When choosing a homeschool curriculum, be sure to keep your children’s interests and attention span in mind. As you research homeschool programs, you will find that some follow the traditional five-day-a-week schedule teaching upwards of 6 different subjects each day. Some may offer a four-day-a-week schedule allowing for “Field Trip Fridays” or co-op days and so on. Others may suggest a one-subject-a-day homeschool program providing a deeper look into the subject. But whichever program you choose, it’s important to ensure that you are covering all academics, whether you’re actively present at the kitchen table or not.
Learn How to Delegate
You don’t have to be actively engaged for a solid 3 hours a day with your child’s homeschool curriculum. Learn how to delegate the workload. I’ve found that children respond well to learning curriculum when you give them 15-20 minute blocks for younger children or 30-40 minute blocks for older children to do their work. For example, if your child is learning homeschool math, teach them how to do it, then give them a worksheet or activity to do themselves for an allotted amount of time, then come back and check on them. You can find many free math worksheets on my website.
Teach Them How to Find Information
If you worry your children will miss out on something academically, you’re right. They will. But so will the public school curriculum. While teaching your homeschool curriculum, try to teach your child how to learn and how to find information so that when it’s presented to them, they will pick it up quickly. All curriculum is generally designed to teach basic principles then dive into more depth as the child progresses in his or her schooling. If you somehow missed something early on, no need to stress. Chances are you will come across it in the future and can cover it at that time.
Keep the learning interesting. Some work does have to take place at the kitchen table, but try to incorporate some active play in their learning.
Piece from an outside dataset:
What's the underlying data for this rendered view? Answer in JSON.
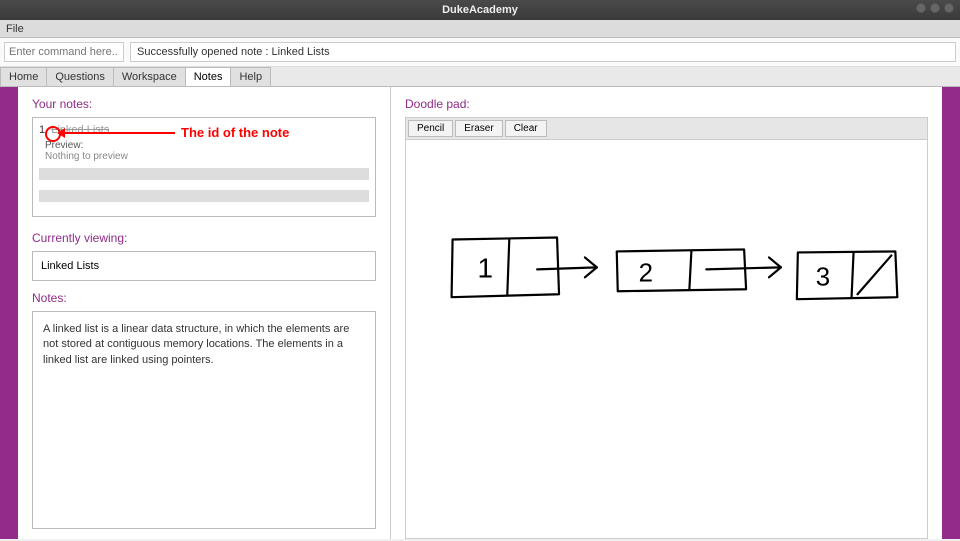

If teaching homeschool math, spice it up by playing Monopoly to teach counting money, or integrate art into your history lesson. I’ve also found that changing locations of learning keeps children engaged. Test out moving locations throughout your house by starting at the kitchen table for homeschool math, moving to the living room for reading, outside for science, or to the computer for an educational video. You can also find educational games like crossword puzzles on my website to teach subjects like US geography, science, or facts about holidays.